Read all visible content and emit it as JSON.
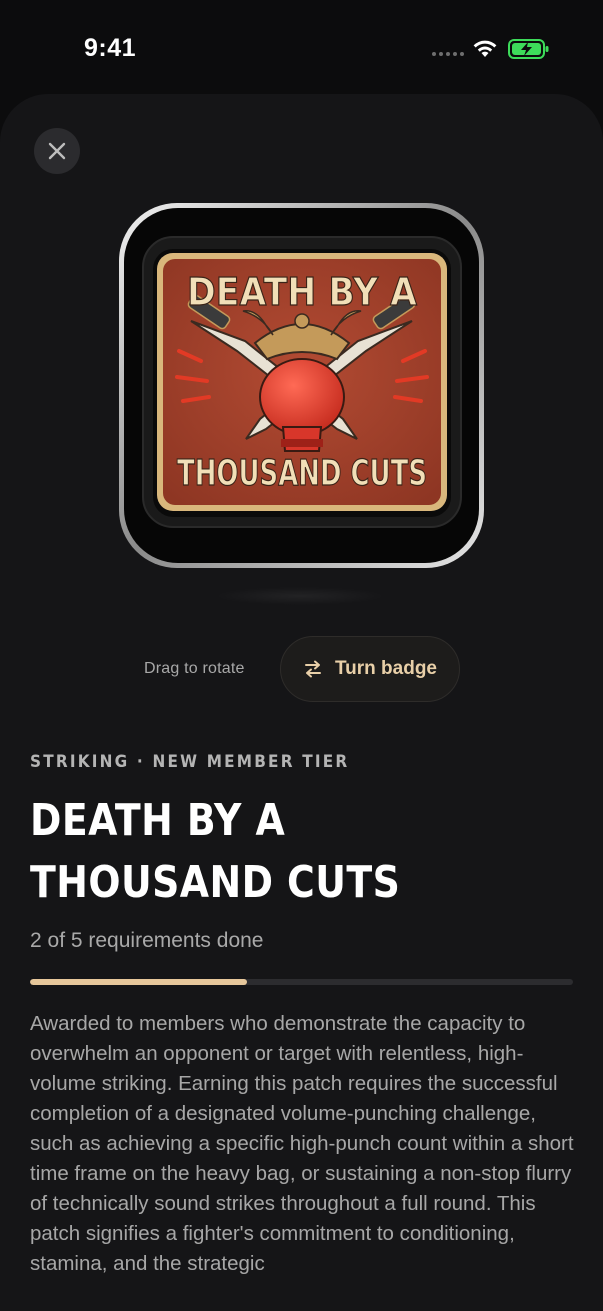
{
  "status_bar": {
    "time": "9:41"
  },
  "badge": {
    "top_text": "DEATH BY A",
    "bottom_text": "THOUSAND CUTS",
    "colors": {
      "patch_fill": "#a5412c",
      "patch_border": "#d9b77c",
      "frame": "#050505",
      "rim": "#c8c8c8",
      "glove": "#e03a2a",
      "helmet": "#c49a5a"
    }
  },
  "controls": {
    "drag_hint": "Drag to rotate",
    "turn_button_label": "Turn badge"
  },
  "details": {
    "tier": "STRIKING · NEW MEMBER TIER",
    "title": "DEATH BY A THOUSAND CUTS",
    "requirements_text": "2 of 5 requirements done",
    "progress": {
      "completed": 2,
      "total": 5
    },
    "description": "Awarded to members who demonstrate the capacity to overwhelm an opponent or target with relentless, high-volume striking. Earning this patch requires the successful completion of a designated volume-punching challenge, such as achieving a specific high-punch count within a short time frame on the heavy bag, or sustaining a non-stop flurry of technically sound strikes throughout a full round. This patch signifies a fighter's commitment to conditioning, stamina, and the strategic"
  },
  "theme": {
    "accent": "#e6c79b",
    "background": "#0c0c0d",
    "sheet": "#151517"
  }
}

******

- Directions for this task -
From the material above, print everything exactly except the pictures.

- Output below -
Read all visible content and emit it as JSON.
{
  "status_bar": {
    "time": "9:41"
  },
  "badge": {
    "top_text": "DEATH BY A",
    "bottom_text": "THOUSAND CUTS",
    "colors": {
      "patch_fill": "#a5412c",
      "patch_border": "#d9b77c",
      "frame": "#050505",
      "rim": "#c8c8c8",
      "glove": "#e03a2a",
      "helmet": "#c49a5a"
    }
  },
  "controls": {
    "drag_hint": "Drag to rotate",
    "turn_button_label": "Turn badge"
  },
  "details": {
    "tier": "STRIKING · NEW MEMBER TIER",
    "title": "DEATH BY A THOUSAND CUTS",
    "requirements_text": "2 of 5 requirements done",
    "progress": {
      "completed": 2,
      "total": 5
    },
    "description": "Awarded to members who demonstrate the capacity to overwhelm an opponent or target with relentless, high-volume striking. Earning this patch requires the successful completion of a designated volume-punching challenge, such as achieving a specific high-punch count within a short time frame on the heavy bag, or sustaining a non-stop flurry of technically sound strikes throughout a full round. This patch signifies a fighter's commitment to conditioning, stamina, and the strategic"
  },
  "theme": {
    "accent": "#e6c79b",
    "background": "#0c0c0d",
    "sheet": "#151517"
  }
}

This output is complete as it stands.